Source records
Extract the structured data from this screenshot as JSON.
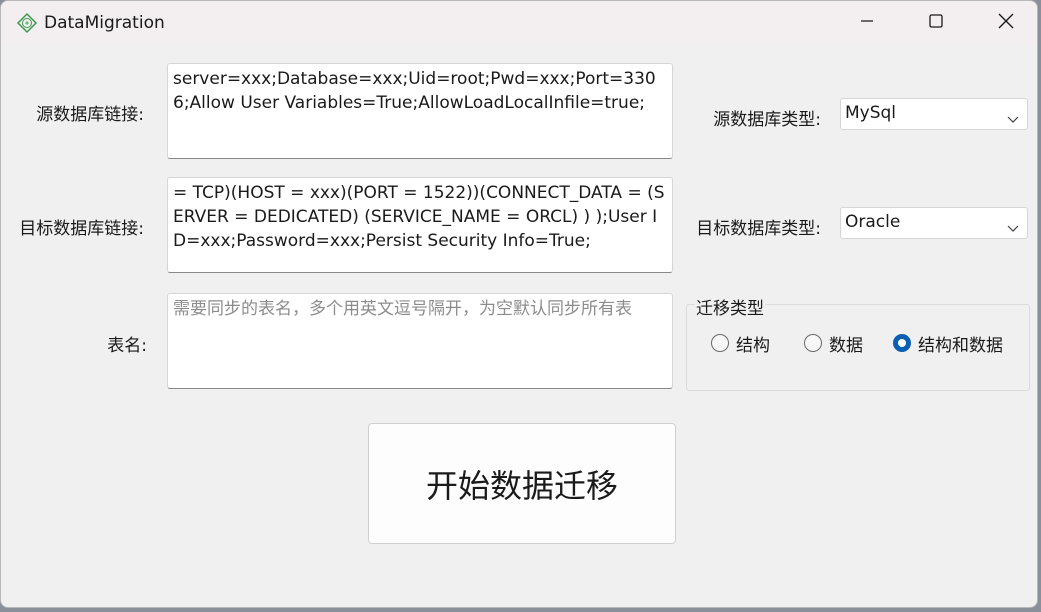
{
  "window": {
    "title": "DataMigration"
  },
  "form": {
    "source_conn_label": "源数据库链接:",
    "source_conn_value": "server=xxx;Database=xxx;Uid=root;Pwd=xxx;Port=3306;Allow User Variables=True;AllowLoadLocalInfile=true;",
    "target_conn_label": "目标数据库链接:",
    "target_conn_value": "= TCP)(HOST = xxx)(PORT = 1522))(CONNECT_DATA = (SERVER = DEDICATED) (SERVICE_NAME = ORCL) ) );User ID=xxx;Password=xxx;Persist Security Info=True;",
    "tables_label": "表名:",
    "tables_placeholder": "需要同步的表名，多个用英文逗号隔开，为空默认同步所有表",
    "source_type_label": "源数据库类型:",
    "source_type_value": "MySql",
    "target_type_label": "目标数据库类型:",
    "target_type_value": "Oracle"
  },
  "migration": {
    "group_title": "迁移类型",
    "options": [
      {
        "label": "结构",
        "checked": false
      },
      {
        "label": "数据",
        "checked": false
      },
      {
        "label": "结构和数据",
        "checked": true
      }
    ]
  },
  "actions": {
    "start_label": "开始数据迁移"
  },
  "colors": {
    "accent": "#0a5fb4",
    "window_bg": "#f0f0f0"
  },
  "icons": {
    "app": "app-logo-icon",
    "minimize": "minimize-icon",
    "maximize": "maximize-icon",
    "close": "close-icon",
    "dropdown": "chevron-down-icon"
  }
}
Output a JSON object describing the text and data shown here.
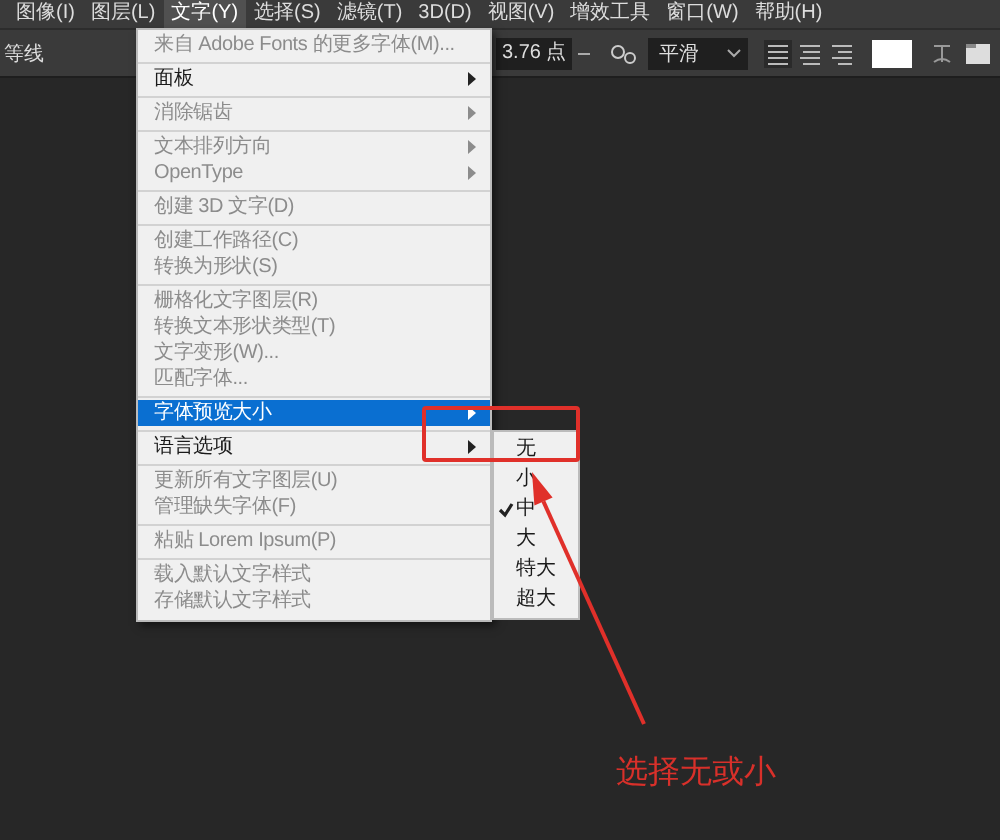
{
  "menubar": [
    {
      "label": "图像(I)",
      "selected": false
    },
    {
      "label": "图层(L)",
      "selected": false
    },
    {
      "label": "文字(Y)",
      "selected": true
    },
    {
      "label": "选择(S)",
      "selected": false
    },
    {
      "label": "滤镜(T)",
      "selected": false
    },
    {
      "label": "3D(D)",
      "selected": false
    },
    {
      "label": "视图(V)",
      "selected": false
    },
    {
      "label": "增效工具",
      "selected": false
    },
    {
      "label": "窗口(W)",
      "selected": false
    },
    {
      "label": "帮助(H)",
      "selected": false
    }
  ],
  "options_bar": {
    "font_family": "等线",
    "font_size": "3.76 点",
    "anti_alias": "平滑"
  },
  "type_menu": {
    "items": [
      {
        "kind": "item",
        "label": "来自 Adobe Fonts 的更多字体(M)...",
        "disabled": true,
        "submenu": false,
        "selected": false
      },
      {
        "kind": "separator"
      },
      {
        "kind": "item",
        "label": "面板",
        "disabled": false,
        "submenu": true,
        "selected": false
      },
      {
        "kind": "separator"
      },
      {
        "kind": "item",
        "label": "消除锯齿",
        "disabled": true,
        "submenu": true,
        "selected": false
      },
      {
        "kind": "separator"
      },
      {
        "kind": "item",
        "label": "文本排列方向",
        "disabled": true,
        "submenu": true,
        "selected": false
      },
      {
        "kind": "item",
        "label": "OpenType",
        "disabled": true,
        "submenu": true,
        "selected": false
      },
      {
        "kind": "separator"
      },
      {
        "kind": "item",
        "label": "创建 3D 文字(D)",
        "disabled": true,
        "submenu": false,
        "selected": false
      },
      {
        "kind": "separator"
      },
      {
        "kind": "item",
        "label": "创建工作路径(C)",
        "disabled": true,
        "submenu": false,
        "selected": false
      },
      {
        "kind": "item",
        "label": "转换为形状(S)",
        "disabled": true,
        "submenu": false,
        "selected": false
      },
      {
        "kind": "separator"
      },
      {
        "kind": "item",
        "label": "栅格化文字图层(R)",
        "disabled": true,
        "submenu": false,
        "selected": false
      },
      {
        "kind": "item",
        "label": "转换文本形状类型(T)",
        "disabled": true,
        "submenu": false,
        "selected": false
      },
      {
        "kind": "item",
        "label": "文字变形(W)...",
        "disabled": true,
        "submenu": false,
        "selected": false
      },
      {
        "kind": "item",
        "label": "匹配字体...",
        "disabled": true,
        "submenu": false,
        "selected": false
      },
      {
        "kind": "separator"
      },
      {
        "kind": "item",
        "label": "字体预览大小",
        "disabled": false,
        "submenu": true,
        "selected": true
      },
      {
        "kind": "separator"
      },
      {
        "kind": "item",
        "label": "语言选项",
        "disabled": false,
        "submenu": true,
        "selected": false
      },
      {
        "kind": "separator"
      },
      {
        "kind": "item",
        "label": "更新所有文字图层(U)",
        "disabled": true,
        "submenu": false,
        "selected": false
      },
      {
        "kind": "item",
        "label": "管理缺失字体(F)",
        "disabled": true,
        "submenu": false,
        "selected": false
      },
      {
        "kind": "separator"
      },
      {
        "kind": "item",
        "label": "粘贴 Lorem Ipsum(P)",
        "disabled": true,
        "submenu": false,
        "selected": false
      },
      {
        "kind": "separator"
      },
      {
        "kind": "item",
        "label": "载入默认文字样式",
        "disabled": true,
        "submenu": false,
        "selected": false
      },
      {
        "kind": "item",
        "label": "存储默认文字样式",
        "disabled": true,
        "submenu": false,
        "selected": false
      }
    ]
  },
  "preview_size_submenu": {
    "items": [
      {
        "label": "无",
        "checked": false
      },
      {
        "label": "小",
        "checked": false
      },
      {
        "label": "中",
        "checked": true
      },
      {
        "label": "大",
        "checked": false
      },
      {
        "label": "特大",
        "checked": false
      },
      {
        "label": "超大",
        "checked": false
      }
    ]
  },
  "annotation": {
    "text": "选择无或小"
  }
}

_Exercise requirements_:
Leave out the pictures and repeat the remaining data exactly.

_Output below_:
Extract the structured data from this screenshot as JSON.
{
  "window": {
    "title": "DataMigration"
  },
  "form": {
    "source_conn_label": "源数据库链接:",
    "source_conn_value": "server=xxx;Database=xxx;Uid=root;Pwd=xxx;Port=3306;Allow User Variables=True;AllowLoadLocalInfile=true;",
    "target_conn_label": "目标数据库链接:",
    "target_conn_value": "= TCP)(HOST = xxx)(PORT = 1522))(CONNECT_DATA = (SERVER = DEDICATED) (SERVICE_NAME = ORCL) ) );User ID=xxx;Password=xxx;Persist Security Info=True;",
    "tables_label": "表名:",
    "tables_placeholder": "需要同步的表名，多个用英文逗号隔开，为空默认同步所有表",
    "source_type_label": "源数据库类型:",
    "source_type_value": "MySql",
    "target_type_label": "目标数据库类型:",
    "target_type_value": "Oracle"
  },
  "migration": {
    "group_title": "迁移类型",
    "options": [
      {
        "label": "结构",
        "checked": false
      },
      {
        "label": "数据",
        "checked": false
      },
      {
        "label": "结构和数据",
        "checked": true
      }
    ]
  },
  "actions": {
    "start_label": "开始数据迁移"
  },
  "colors": {
    "accent": "#0a5fb4",
    "window_bg": "#f0f0f0"
  },
  "icons": {
    "app": "app-logo-icon",
    "minimize": "minimize-icon",
    "maximize": "maximize-icon",
    "close": "close-icon",
    "dropdown": "chevron-down-icon"
  }
}
Output a JSON object describing the text and data shown here.
{
  "menubar": [
    {
      "label": "图像(I)",
      "selected": false
    },
    {
      "label": "图层(L)",
      "selected": false
    },
    {
      "label": "文字(Y)",
      "selected": true
    },
    {
      "label": "选择(S)",
      "selected": false
    },
    {
      "label": "滤镜(T)",
      "selected": false
    },
    {
      "label": "3D(D)",
      "selected": false
    },
    {
      "label": "视图(V)",
      "selected": false
    },
    {
      "label": "增效工具",
      "selected": false
    },
    {
      "label": "窗口(W)",
      "selected": false
    },
    {
      "label": "帮助(H)",
      "selected": false
    }
  ],
  "options_bar": {
    "font_family": "等线",
    "font_size": "3.76 点",
    "anti_alias": "平滑"
  },
  "type_menu": {
    "items": [
      {
        "kind": "item",
        "label": "来自 Adobe Fonts 的更多字体(M)...",
        "disabled": true,
        "submenu": false,
        "selected": false
      },
      {
        "kind": "separator"
      },
      {
        "kind": "item",
        "label": "面板",
        "disabled": false,
        "submenu": true,
        "selected": false
      },
      {
        "kind": "separator"
      },
      {
        "kind": "item",
        "label": "消除锯齿",
        "disabled": true,
        "submenu": true,
        "selected": false
      },
      {
        "kind": "separator"
      },
      {
        "kind": "item",
        "label": "文本排列方向",
        "disabled": true,
        "submenu": true,
        "selected": false
      },
      {
        "kind": "item",
        "label": "OpenType",
        "disabled": true,
        "submenu": true,
        "selected": false
      },
      {
        "kind": "separator"
      },
      {
        "kind": "item",
        "label": "创建 3D 文字(D)",
        "disabled": true,
        "submenu": false,
        "selected": false
      },
      {
        "kind": "separator"
      },
      {
        "kind": "item",
        "label": "创建工作路径(C)",
        "disabled": true,
        "submenu": false,
        "selected": false
      },
      {
        "kind": "item",
        "label": "转换为形状(S)",
        "disabled": true,
        "submenu": false,
        "selected": false
      },
      {
        "kind": "separator"
      },
      {
        "kind": "item",
        "label": "栅格化文字图层(R)",
        "disabled": true,
        "submenu": false,
        "selected": false
      },
      {
        "kind": "item",
        "label": "转换文本形状类型(T)",
        "disabled": true,
        "submenu": false,
        "selected": false
      },
      {
        "kind": "item",
        "label": "文字变形(W)...",
        "disabled": true,
        "submenu": false,
        "selected": false
      },
      {
        "kind": "item",
        "label": "匹配字体...",
        "disabled": true,
        "submenu": false,
        "selected": false
      },
      {
        "kind": "separator"
      },
      {
        "kind": "item",
        "label": "字体预览大小",
        "disabled": false,
        "submenu": true,
        "selected": true
      },
      {
        "kind": "separator"
      },
      {
        "kind": "item",
        "label": "语言选项",
        "disabled": false,
        "submenu": true,
        "selected": false
      },
      {
        "kind": "separator"
      },
      {
        "kind": "item",
        "label": "更新所有文字图层(U)",
        "disabled": true,
        "submenu": false,
        "selected": false
      },
      {
        "kind": "item",
        "label": "管理缺失字体(F)",
        "disabled": true,
        "submenu": false,
        "selected": false
      },
      {
        "kind": "separator"
      },
      {
        "kind": "item",
        "label": "粘贴 Lorem Ipsum(P)",
        "disabled": true,
        "submenu": false,
        "selected": false
      },
      {
        "kind": "separator"
      },
      {
        "kind": "item",
        "label": "载入默认文字样式",
        "disabled": true,
        "submenu": false,
        "selected": false
      },
      {
        "kind": "item",
        "label": "存储默认文字样式",
        "disabled": true,
        "submenu": false,
        "selected": false
      }
    ]
  },
  "preview_size_submenu": {
    "items": [
      {
        "label": "无",
        "checked": false
      },
      {
        "label": "小",
        "checked": false
      },
      {
        "label": "中",
        "checked": true
      },
      {
        "label": "大",
        "checked": false
      },
      {
        "label": "特大",
        "checked": false
      },
      {
        "label": "超大",
        "checked": false
      }
    ]
  },
  "annotation": {
    "text": "选择无或小"
  }
}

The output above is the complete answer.